Work required.
Leaving out all pictures, write out word for word the lines from the one containing "Give me the" to the end of the data below.

Records from a dataset.
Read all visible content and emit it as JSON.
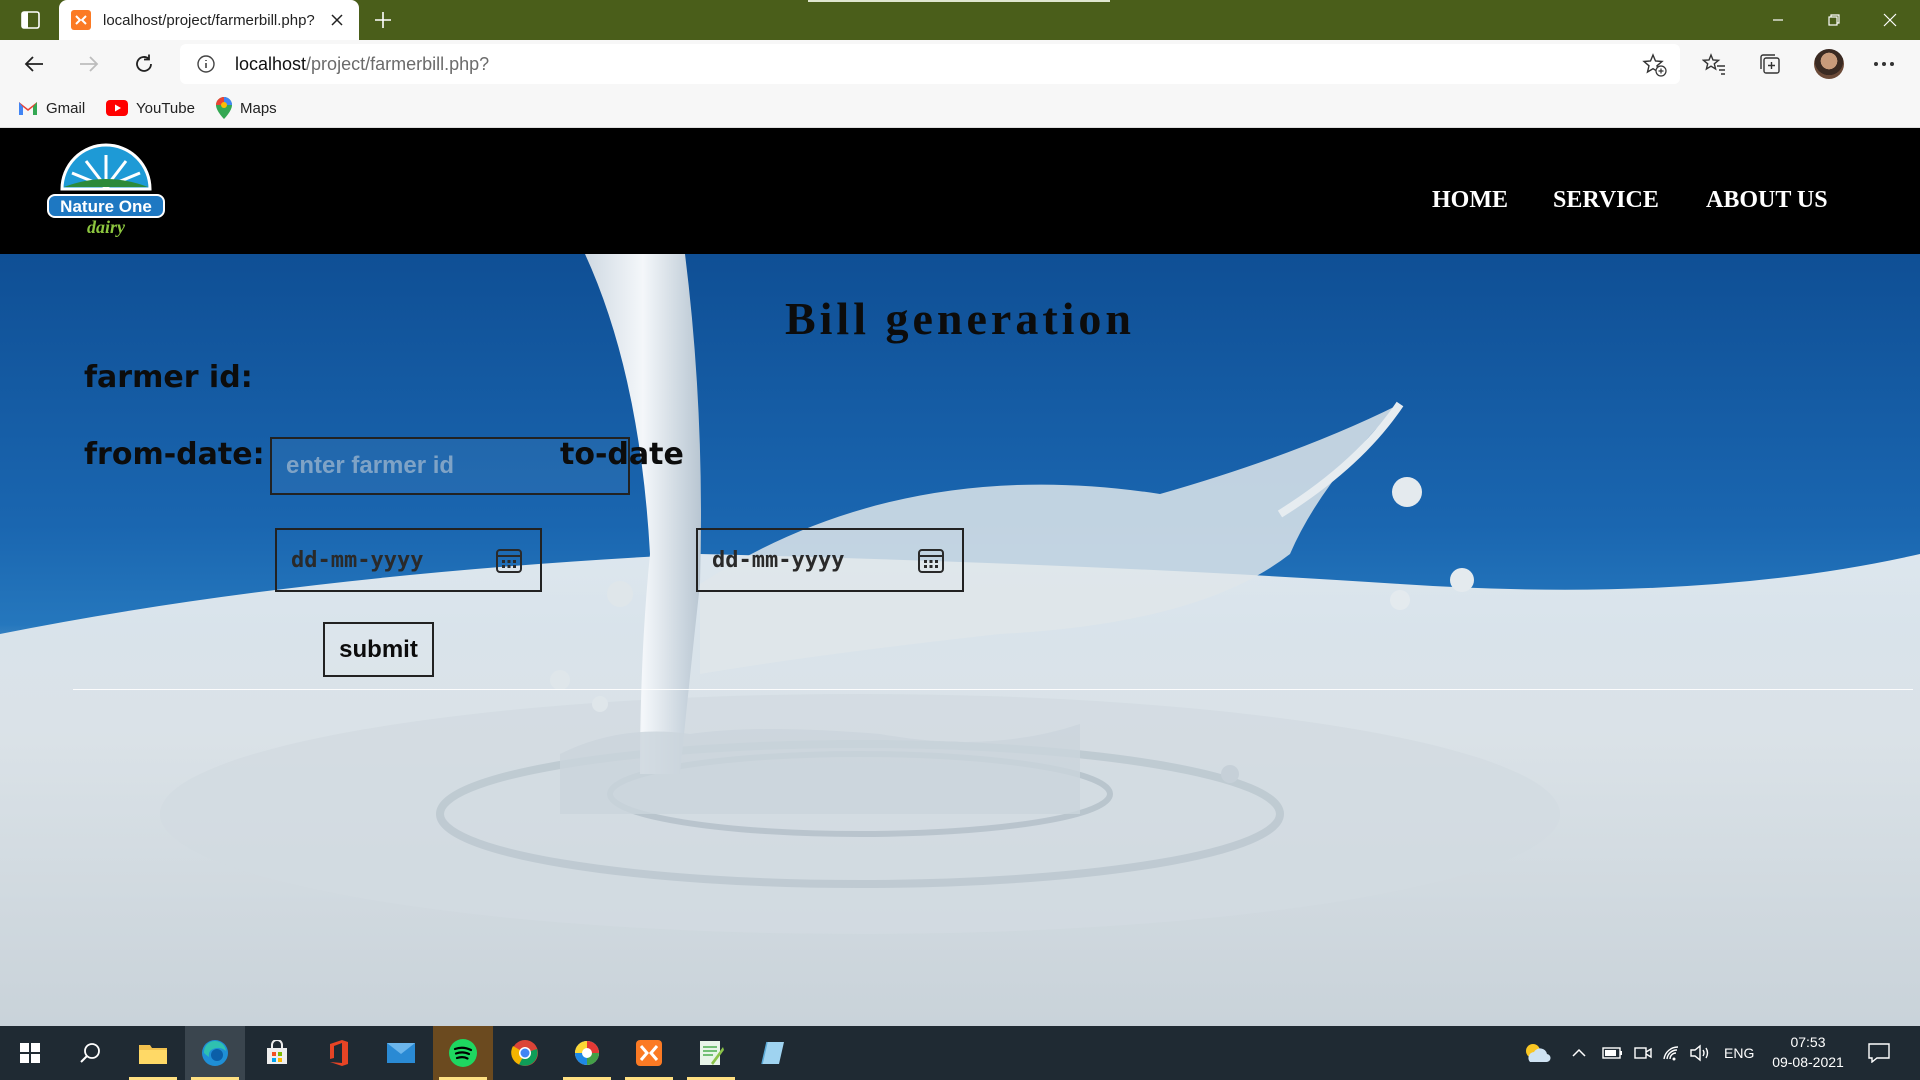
{
  "browser": {
    "tab_title": "localhost/project/farmerbill.php?",
    "url_host": "localhost",
    "url_path": "/project/farmerbill.php?",
    "bookmarks": [
      "Gmail",
      "YouTube",
      "Maps"
    ]
  },
  "site": {
    "logo_text": "Nature One",
    "logo_subtext": "dairy",
    "nav": [
      "HOME",
      "SERVICE",
      "ABOUT US"
    ]
  },
  "form": {
    "title": "Bill generation",
    "farmer_id_label": "farmer id:",
    "farmer_id_placeholder": "enter farmer id",
    "from_date_label": "from-date:",
    "from_date_value": "dd-mm-yyyy",
    "to_date_label": "to-date",
    "to_date_value": "dd-mm-yyyy",
    "submit_label": "submit"
  },
  "taskbar": {
    "language": "ENG",
    "time": "07:53",
    "date": "09-08-2021"
  },
  "colors": {
    "titlebar": "#4a5e1a",
    "header_bg": "#000000",
    "hero_blue": "#1a66b0",
    "taskbar": "#1f2a33"
  }
}
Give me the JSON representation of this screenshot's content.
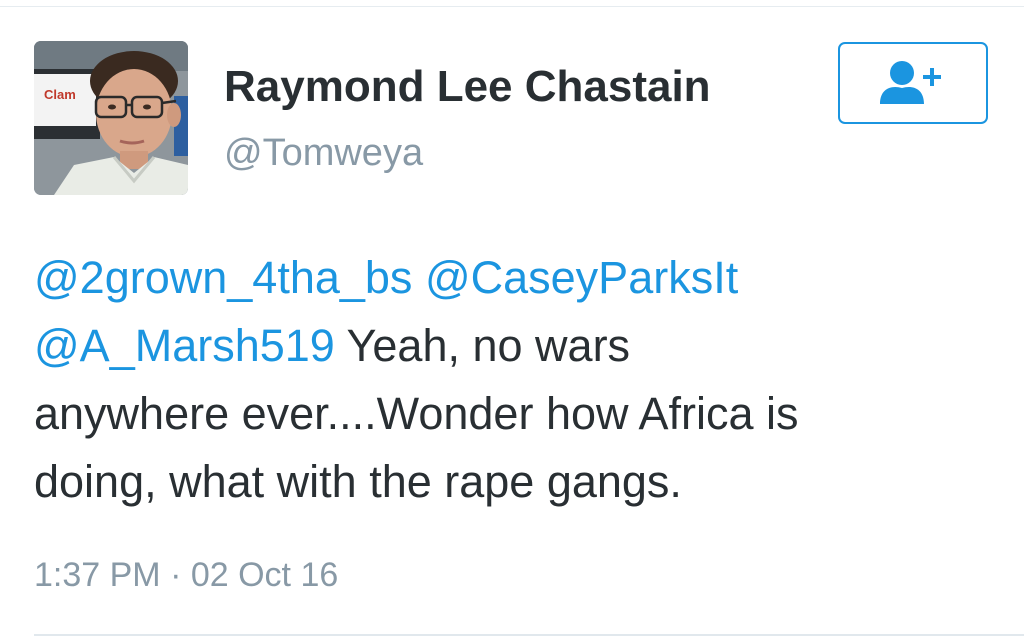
{
  "author": {
    "display_name": "Raymond Lee Chastain",
    "screen_name": "@Tomweya",
    "avatar_sign_text": "Clam"
  },
  "follow_button": {
    "icon": "follow-user-plus-icon"
  },
  "tweet": {
    "lines": [
      [
        {
          "text": "@2grown_4tha_bs",
          "mention": true
        },
        {
          "text": " ",
          "mention": false
        },
        {
          "text": "@CaseyParksIt",
          "mention": true
        }
      ],
      [
        {
          "text": "@A_Marsh519",
          "mention": true
        },
        {
          "text": " Yeah, no wars",
          "mention": false
        }
      ],
      [
        {
          "text": "anywhere ever....Wonder how Africa is",
          "mention": false
        }
      ],
      [
        {
          "text": "doing, what with the rape gangs.",
          "mention": false
        }
      ]
    ],
    "timestamp": "1:37 PM · 02 Oct 16"
  },
  "colors": {
    "link": "#1b95e0",
    "text": "#292f33",
    "muted": "#8899a6"
  }
}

Response.
Give me the JSON representation of this screenshot's content.
{
  "author": {
    "display_name": "Raymond Lee Chastain",
    "screen_name": "@Tomweya",
    "avatar_sign_text": "Clam"
  },
  "follow_button": {
    "icon": "follow-user-plus-icon"
  },
  "tweet": {
    "lines": [
      [
        {
          "text": "@2grown_4tha_bs",
          "mention": true
        },
        {
          "text": " ",
          "mention": false
        },
        {
          "text": "@CaseyParksIt",
          "mention": true
        }
      ],
      [
        {
          "text": "@A_Marsh519",
          "mention": true
        },
        {
          "text": " Yeah, no wars",
          "mention": false
        }
      ],
      [
        {
          "text": "anywhere ever....Wonder how Africa is",
          "mention": false
        }
      ],
      [
        {
          "text": "doing, what with the rape gangs.",
          "mention": false
        }
      ]
    ],
    "timestamp": "1:37 PM · 02 Oct 16"
  },
  "colors": {
    "link": "#1b95e0",
    "text": "#292f33",
    "muted": "#8899a6"
  }
}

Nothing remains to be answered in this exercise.